■ What needs to be done
Would you copy every line of the listing below that includes the word "this"?

■ Records for the task

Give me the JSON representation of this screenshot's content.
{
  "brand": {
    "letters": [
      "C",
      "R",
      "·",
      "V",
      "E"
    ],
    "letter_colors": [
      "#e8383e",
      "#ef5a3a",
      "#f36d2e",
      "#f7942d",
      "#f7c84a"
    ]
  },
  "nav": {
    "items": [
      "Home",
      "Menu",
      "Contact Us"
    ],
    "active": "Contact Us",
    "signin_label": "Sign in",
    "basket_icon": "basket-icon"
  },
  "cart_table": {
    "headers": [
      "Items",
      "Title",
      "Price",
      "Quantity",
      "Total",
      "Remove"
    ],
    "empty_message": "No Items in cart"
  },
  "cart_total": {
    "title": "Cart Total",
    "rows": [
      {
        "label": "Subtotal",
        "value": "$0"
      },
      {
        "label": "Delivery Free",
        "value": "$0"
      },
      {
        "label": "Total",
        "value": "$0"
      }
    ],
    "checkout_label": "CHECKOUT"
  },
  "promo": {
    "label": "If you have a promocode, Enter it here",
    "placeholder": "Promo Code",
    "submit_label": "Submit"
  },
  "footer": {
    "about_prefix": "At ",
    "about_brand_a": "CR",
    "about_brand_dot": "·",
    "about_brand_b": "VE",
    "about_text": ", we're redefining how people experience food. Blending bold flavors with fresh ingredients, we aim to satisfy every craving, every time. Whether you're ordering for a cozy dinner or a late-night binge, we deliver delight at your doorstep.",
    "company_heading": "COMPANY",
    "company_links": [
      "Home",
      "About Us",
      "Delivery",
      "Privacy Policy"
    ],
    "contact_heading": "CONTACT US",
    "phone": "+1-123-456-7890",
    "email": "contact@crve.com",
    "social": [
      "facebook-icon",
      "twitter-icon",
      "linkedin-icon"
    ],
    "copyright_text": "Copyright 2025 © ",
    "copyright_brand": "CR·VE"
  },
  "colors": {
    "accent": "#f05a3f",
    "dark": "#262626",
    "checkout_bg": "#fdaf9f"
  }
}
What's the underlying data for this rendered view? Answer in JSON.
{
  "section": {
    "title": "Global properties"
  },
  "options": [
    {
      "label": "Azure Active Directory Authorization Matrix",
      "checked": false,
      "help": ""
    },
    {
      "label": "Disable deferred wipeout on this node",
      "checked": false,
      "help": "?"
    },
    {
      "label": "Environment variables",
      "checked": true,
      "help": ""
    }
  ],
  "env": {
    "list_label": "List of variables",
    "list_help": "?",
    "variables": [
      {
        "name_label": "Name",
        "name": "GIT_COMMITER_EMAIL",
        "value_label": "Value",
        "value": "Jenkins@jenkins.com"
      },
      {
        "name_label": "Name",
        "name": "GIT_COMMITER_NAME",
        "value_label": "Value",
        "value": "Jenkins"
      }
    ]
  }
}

■ Answer space
Give me the JSON representation of this screenshot's content.
What's the underlying data for this rendered view? Answer in JSON.
      "label": "Disable deferred wipeout on this node",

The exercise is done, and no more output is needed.